To the displeasure of many on both sides of aisle, President Obama on today is hosting the so-called Fiscal Responsibility Summit at the White House. While some Democrats question the timing of Obama's expenditure of political capital on Social Security, Medicare and other entitlement reform, obstructionist Republicans are ridiculing the event even as they hype the myth of Republican fiscal discipline.
And a myth it surely is. Far from the deficit hawks of Republican legend, the modern Republican Party from Reagan forward devastated the U.S. treasury, leaving mounting debt and hemorrhaging red ink for as far as the eye can see.
Of course, you'd never know it listening to the grousing from some of President Obama's Republican guests. On Sunday, Senate Minority Leader Mitch McConnell (R-KY) declared the summit "sobering up here and beginning to rethink the kind of debt that we're laying on future generations." And New Hampshire Senator and aborted Commerce Secretary Judd Gregg turned on his would-have-been boss, sneering:
''It can either be a nice press event. Or it can be a substantive event. History tells us it will be the first. We've had these meetings before. There's always a lot of people willing to point out the problem."
As the history of the past 30 years shows, those people "willing to point out the problem" are called Republicans. The ones doing something about it are called Democrats.
As the chart above shows, the national debt under president Reagan, Bush 41 and Bush 43 exploded as a percentage of GDP, interrupted only by the all-too-brief fiscal sanity of the Clinton years. And to be sure, the budget surpluses of the late 1990's seem like a distant memory.
That didn't prevent the AP's Liz Sidoti, who famously presented John McCain with a box of doughnuts during a 2008 AP campaign forum, from faithfully regurgitating last week Republicans' talking points about a return to their tall tale of the GOP as heroic guardians of the national purse:
"The GOP's strategy of emphasizing its so-called bedrock principles - restrained spending, limited government and deep tax cuts - comes as the party works to rehabilitate itself after eight years of Bush's leadership and rebound from back-to-back elections that saw Republicans lose their grip on Congress and the White House."
Unfortunately, the Republicans' fiscal rot didn't begin with George W. Bush, but with Ronald Reagan. It was the legendary Gipper whose financial recklessness and tax-cutting fetish came to define the modern GOP.
The numbers tell the story. As predicted, Reagan's massive $749 billion supply-side tax cuts in 1981 quickly produced even more massive annual budget deficits. Combined with his rapid increase in defense spending, Reagan delivered not the balanced budgets he promised, but record-settings deficits. Even his OMB alchemist David Stockman could not obscure the disaster with his famous "rosy scenarios."
Forced to raise taxes twice to avert financial catastrophe (a fact conveniently forgotten in the conservative hagiography of Reagan), the Gipper nonetheless presided over a doubling of the American national debt. By the time he left office in 1989, Ronald Reagan equaled the entire debt burden produced by the previous 200 years of American history.

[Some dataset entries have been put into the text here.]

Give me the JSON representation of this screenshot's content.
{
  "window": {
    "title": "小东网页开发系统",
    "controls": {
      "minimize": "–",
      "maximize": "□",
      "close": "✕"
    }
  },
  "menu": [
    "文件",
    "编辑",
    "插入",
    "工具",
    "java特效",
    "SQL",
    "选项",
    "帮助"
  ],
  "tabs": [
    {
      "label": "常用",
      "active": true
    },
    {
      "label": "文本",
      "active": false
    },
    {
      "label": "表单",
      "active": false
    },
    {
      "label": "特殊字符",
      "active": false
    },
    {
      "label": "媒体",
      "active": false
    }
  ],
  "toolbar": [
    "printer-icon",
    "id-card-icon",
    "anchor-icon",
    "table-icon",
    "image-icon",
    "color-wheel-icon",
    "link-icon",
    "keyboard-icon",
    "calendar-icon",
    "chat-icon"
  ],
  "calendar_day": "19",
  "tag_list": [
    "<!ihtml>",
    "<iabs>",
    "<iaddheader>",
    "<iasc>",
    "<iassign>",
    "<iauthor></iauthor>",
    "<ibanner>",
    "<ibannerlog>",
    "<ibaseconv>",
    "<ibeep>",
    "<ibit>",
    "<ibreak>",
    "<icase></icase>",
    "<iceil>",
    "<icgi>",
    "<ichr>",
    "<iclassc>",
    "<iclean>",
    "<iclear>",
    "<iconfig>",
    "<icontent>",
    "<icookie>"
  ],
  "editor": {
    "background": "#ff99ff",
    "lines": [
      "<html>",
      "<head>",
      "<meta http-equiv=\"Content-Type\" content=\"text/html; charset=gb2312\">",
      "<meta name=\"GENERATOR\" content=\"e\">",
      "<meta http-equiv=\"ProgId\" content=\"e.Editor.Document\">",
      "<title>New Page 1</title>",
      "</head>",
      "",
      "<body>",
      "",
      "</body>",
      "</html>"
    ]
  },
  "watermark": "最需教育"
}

For his part, George H.W. Bush hardly stemmed the flow of red ink. And when Bush the Elder broke his "read my lips, no new taxes" pledge to address the cascading budget shortfalls, his own Republican Party turned on him. While Bush's apostasy helped ensure his defeat by Bill Clinton, it was Clinton's 1993 deficit-cutting package (passed without a single GOP vote in either house of Congress) which helped usher in the surpluses of the late 1990's.
Alas, they were to be short-lived. Inheriting a federal budget in the black and CBO forecast for a $5.6 trillion surplus over 10 years, President George W. Bush quickly set about dismantling the progress made under Clinton. Bush's $1.4 trillion tax cut in 2001, followed by a second round in 2003, accounted for the bulk of the yawning budget deficits he produced.
Like Reagan and Stockman before him, Bush resorted to the rosy scenario to claim he would halve the budget deficit by 2009. Before the financial system meltdown last fall, Bush's deficit already reached $490 billion. (And even before the passage of the Wall Street bailout, Bush had presided over a $4 trillion increase in the national debt, a staggering 71% jump.) By this January, the mind-numbing deficit figure reached $1.2 trillion, forcing President Bush to raise the debt ceiling to $11.3 trillion.
And so it goes. The Republican Party of No decries President Obama's deficit spending urgently needed to rescue the country from the economic cataclysm over which they presided. While relatively minor adjustments to the 1980's grand compromise are needed to assure the long-term solvency of Social Security, the GOP will no doubt balk at the serious health care reforms required to avoid the looming Medicare train wreck.
Regardless, the Republicans will continue to point the finger of blame for the endless sea of red ink they themselves produced. As Vice President Dick Cheney famously said in 2002, "Reagan proved deficits don't matter."
(This post also appears at Perrspectives.)